Here's What Is Actually Costs To Have A C-Section

by Sarah Hosseini

If you're pregnant or wanting to become pregnant you may have already envisioned your child's birth. For some it may be a medicated birth at a hospital, or a drug-free water birth. For others a C-section, either planned or unplanned, may be medically necessary. My first C-section was not planned and there were two things I was shocked about: the recovery time and the cost. No one told me how much more expensive it was. It's important to know all of the additional costs C-section patients have to deal with so you don't have to be surprised like I was.

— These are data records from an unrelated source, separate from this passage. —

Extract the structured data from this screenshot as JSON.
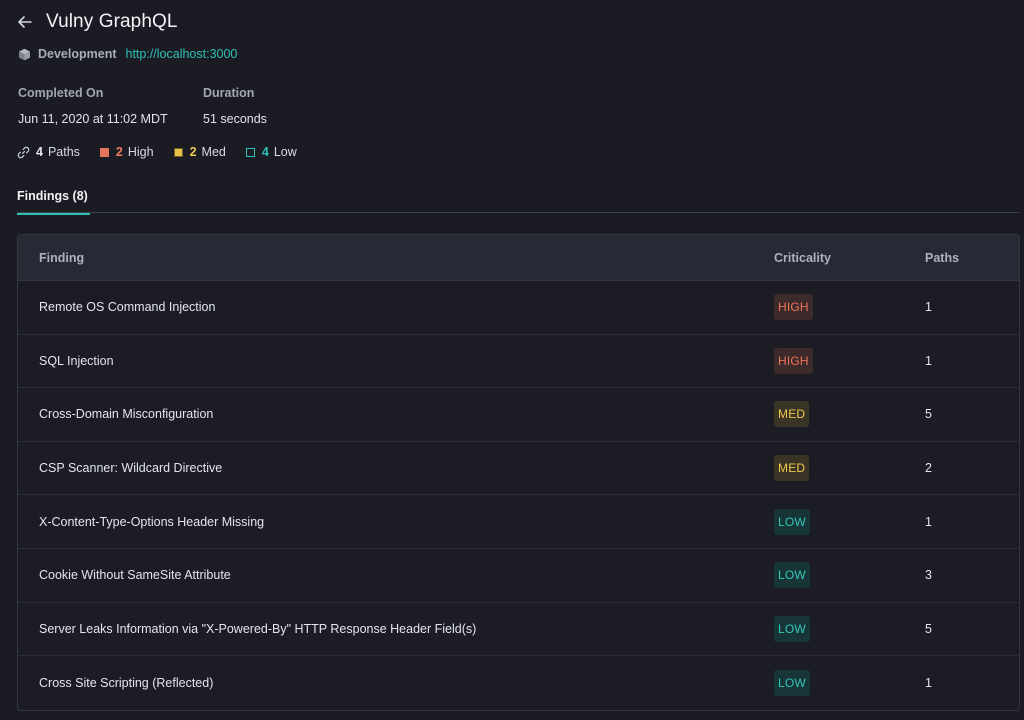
{
  "header": {
    "title": "Vulny GraphQL"
  },
  "environment": {
    "name": "Development",
    "url": "http://localhost:3000",
    "icon": "cube-icon"
  },
  "meta": {
    "completed_label": "Completed On",
    "completed_value": "Jun 11, 2020 at 11:02 MDT",
    "duration_label": "Duration",
    "duration_value": "51 seconds"
  },
  "stats": {
    "paths": {
      "count": "4",
      "label": "Paths"
    },
    "high": {
      "count": "2",
      "label": "High"
    },
    "med": {
      "count": "2",
      "label": "Med"
    },
    "low": {
      "count": "4",
      "label": "Low"
    }
  },
  "tabs": [
    {
      "label": "Findings (8)",
      "active": true
    }
  ],
  "table": {
    "headers": {
      "finding": "Finding",
      "criticality": "Criticality",
      "paths": "Paths"
    },
    "rows": [
      {
        "finding": "Remote OS Command Injection",
        "criticality": "HIGH",
        "level": "high",
        "paths": "1"
      },
      {
        "finding": "SQL Injection",
        "criticality": "HIGH",
        "level": "high",
        "paths": "1"
      },
      {
        "finding": "Cross-Domain Misconfiguration",
        "criticality": "MED",
        "level": "med",
        "paths": "5"
      },
      {
        "finding": "CSP Scanner: Wildcard Directive",
        "criticality": "MED",
        "level": "med",
        "paths": "2"
      },
      {
        "finding": "X-Content-Type-Options Header Missing",
        "criticality": "LOW",
        "level": "low",
        "paths": "1"
      },
      {
        "finding": "Cookie Without SameSite Attribute",
        "criticality": "LOW",
        "level": "low",
        "paths": "3"
      },
      {
        "finding": "Server Leaks Information via \"X-Powered-By\" HTTP Response Header Field(s)",
        "criticality": "LOW",
        "level": "low",
        "paths": "5"
      },
      {
        "finding": "Cross Site Scripting (Reflected)",
        "criticality": "LOW",
        "level": "low",
        "paths": "1"
      }
    ]
  },
  "colors": {
    "accent": "#2fc1b5",
    "high": "#ef7356",
    "med": "#efc84c",
    "low": "#35c6ba",
    "background": "#1b1b24"
  }
}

Generally speaking, C-sections are only performed for health reasons related to the mother or the baby like breech position, multiples, or past abdominal surgeries. But it's hard not to notice the obvious increase in C-sections this country has seen recently. According to the American Congress of Obstetrics and Gynecologists (ACOG), C-section rates in the United States were at the highest levels ever in 2009, with more than 1.3 million C-section deliveries (32.9 percent of all births) performed. With C-section rates on the rise many are questioning if they've all been medically necessary, especially considering the risks and costs to pregnant women.

I had my C-section in January 2010 in a hospital that had an 82 percent Cesarean rate. I still question whether my induction was medically necessary or not. To be honest, out of the whole birthing ordeal the thing I question the most is, how could my C-section cost as much as a house down payment? It's baffling. I knew that birthing a baby wouldn't be as cheap as going to the dollar store, I was ready for that. But I was thrown when the bill arrived for my C-section. If I didn't have health insurance I'd probably still be paying it off.

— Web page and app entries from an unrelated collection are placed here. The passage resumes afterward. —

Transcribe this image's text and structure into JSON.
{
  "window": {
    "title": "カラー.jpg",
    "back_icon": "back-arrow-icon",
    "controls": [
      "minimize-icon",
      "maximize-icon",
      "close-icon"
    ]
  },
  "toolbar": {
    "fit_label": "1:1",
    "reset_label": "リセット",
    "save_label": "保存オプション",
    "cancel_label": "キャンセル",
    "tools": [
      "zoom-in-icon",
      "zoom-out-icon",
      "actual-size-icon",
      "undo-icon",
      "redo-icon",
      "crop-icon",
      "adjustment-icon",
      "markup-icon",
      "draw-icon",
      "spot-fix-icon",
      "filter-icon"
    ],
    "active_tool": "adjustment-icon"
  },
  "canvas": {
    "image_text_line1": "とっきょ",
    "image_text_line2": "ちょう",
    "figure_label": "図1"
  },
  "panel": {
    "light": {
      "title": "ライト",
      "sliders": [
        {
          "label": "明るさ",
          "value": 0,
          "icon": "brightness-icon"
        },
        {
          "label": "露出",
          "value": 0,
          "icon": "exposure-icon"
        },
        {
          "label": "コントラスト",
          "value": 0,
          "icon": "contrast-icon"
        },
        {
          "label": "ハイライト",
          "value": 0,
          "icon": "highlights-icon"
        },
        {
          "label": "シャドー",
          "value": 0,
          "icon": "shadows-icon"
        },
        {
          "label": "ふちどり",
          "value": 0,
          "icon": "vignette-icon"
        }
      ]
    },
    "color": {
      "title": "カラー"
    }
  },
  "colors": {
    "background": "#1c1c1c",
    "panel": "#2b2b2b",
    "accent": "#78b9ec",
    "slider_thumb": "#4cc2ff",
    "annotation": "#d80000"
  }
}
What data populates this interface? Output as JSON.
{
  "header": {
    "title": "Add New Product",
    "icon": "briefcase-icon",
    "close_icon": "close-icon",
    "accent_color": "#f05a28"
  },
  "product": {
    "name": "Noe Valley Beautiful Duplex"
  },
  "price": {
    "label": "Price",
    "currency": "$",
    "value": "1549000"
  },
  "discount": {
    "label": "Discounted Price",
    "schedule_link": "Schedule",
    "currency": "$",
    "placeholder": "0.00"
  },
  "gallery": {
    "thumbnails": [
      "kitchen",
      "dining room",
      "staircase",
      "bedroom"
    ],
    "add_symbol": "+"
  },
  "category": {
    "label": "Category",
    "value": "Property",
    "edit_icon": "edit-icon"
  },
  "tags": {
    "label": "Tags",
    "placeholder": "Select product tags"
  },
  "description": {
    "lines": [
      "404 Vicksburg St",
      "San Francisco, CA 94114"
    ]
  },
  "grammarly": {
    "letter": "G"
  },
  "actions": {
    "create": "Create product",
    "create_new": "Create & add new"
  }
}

To help you prepare for the birth of your baby, it's important that you are privy to the costs you could incur should a C-section become necessary. Here are seven costs to consider.


The Actual Surgery

The Cesarean surgery can cost anywhere from $14,000 to $25,0000, according to Things like complications, extra time in the operating room, and additional medications that may be used during surgery will drive up this cost even higher.


The Anesthesia

C-sections can be done using using a few different regional anesthetic methods. According to, doctors can use spinal anesthesia, epidural anesthesia, or a combination of both. Regardless, you should be numb from the waist down for the procedure. In an emergency, general anesthesia will be used which will inhibit a person's ability to see, feel, or hear anything during the birth. All of these different methods rack up different costs for the mother.


The Urinary Catheter

According to the Mayo Clinic, a urinary catheter will be inserted if you have a C-section to collect urine. This is done because the C-section makes you unable to feel your bladder filling up once you have your anesthesia.


The Medicines

To reduce the risk of infection during and after the surgery, you will be given a dose of antibiotics intravenously through an IV, according to the aforementioned post. The type of antibiotic you receive depends on any possible allergies or drug interactions. The cost of these medicines can vary.


The Post Surgery Pain Medications

You will be given pain management medication of the doctor's choosing taking into account any possible allergies or drug interactions. I was prescribed three different pain medications while in the hospital and a sleeping pill. Each time I received a pill I was billed for it.


The Hospital Stay

Women who deliver vaginally typically stay at the hospital 24 to 48 hours. Women who have C-sections stay at least 72 hours after their procedure, according to the aforementioned post. Additionally, a longer labor or induced labor can increase the amount of time a woman is in the hospital and can drive up the overall cost. On average, a child birth related hospital stay can cost $3,500 which doesn't include prenatal case, delivery, or postpartum care.


The Supplemental Help At Home

"One of the main additional costs my cesarean birth clients face (beyond the medical costs ) is a need to hire supplemental support, often in the form of a postpartum doula or housekeeper for the first month postpartum," Bailey Gaddis, author of the new book Feng Shui Mommy: Creating Balance and Harmony for Blissful Pregnancy, Childbirth and Motherhood, tells Romper. "While these are nice services to have for any mother, C-section mamas are often on bed rest and pain meds and really can't do much more than rest and be with their baby."

I was in this position in a pretty bad way. I lived far away from family and was caring for my 16-month-old daughter who wasn't walking yet (she was a delayed walker) while recovering from a C-section. Doctors told me I was not allowed to pick her up for at least six weeks. My husband couldn't help because he had to go back to work after one week. Ultimately, I had to pay for help. I hired a part-time nanny to help me until I was mostly recovered.

Having a C-section is not only hard on your body, but it can be hard on your finances too, even if you have health insurance. It's important to remember that every additional service you receive as a C-section patient, you will be billed for. There might be unforeseen costs once you get home as well. If you think this is a surgery you might have to have, it may be a good idea to start stashing some pennies just in case.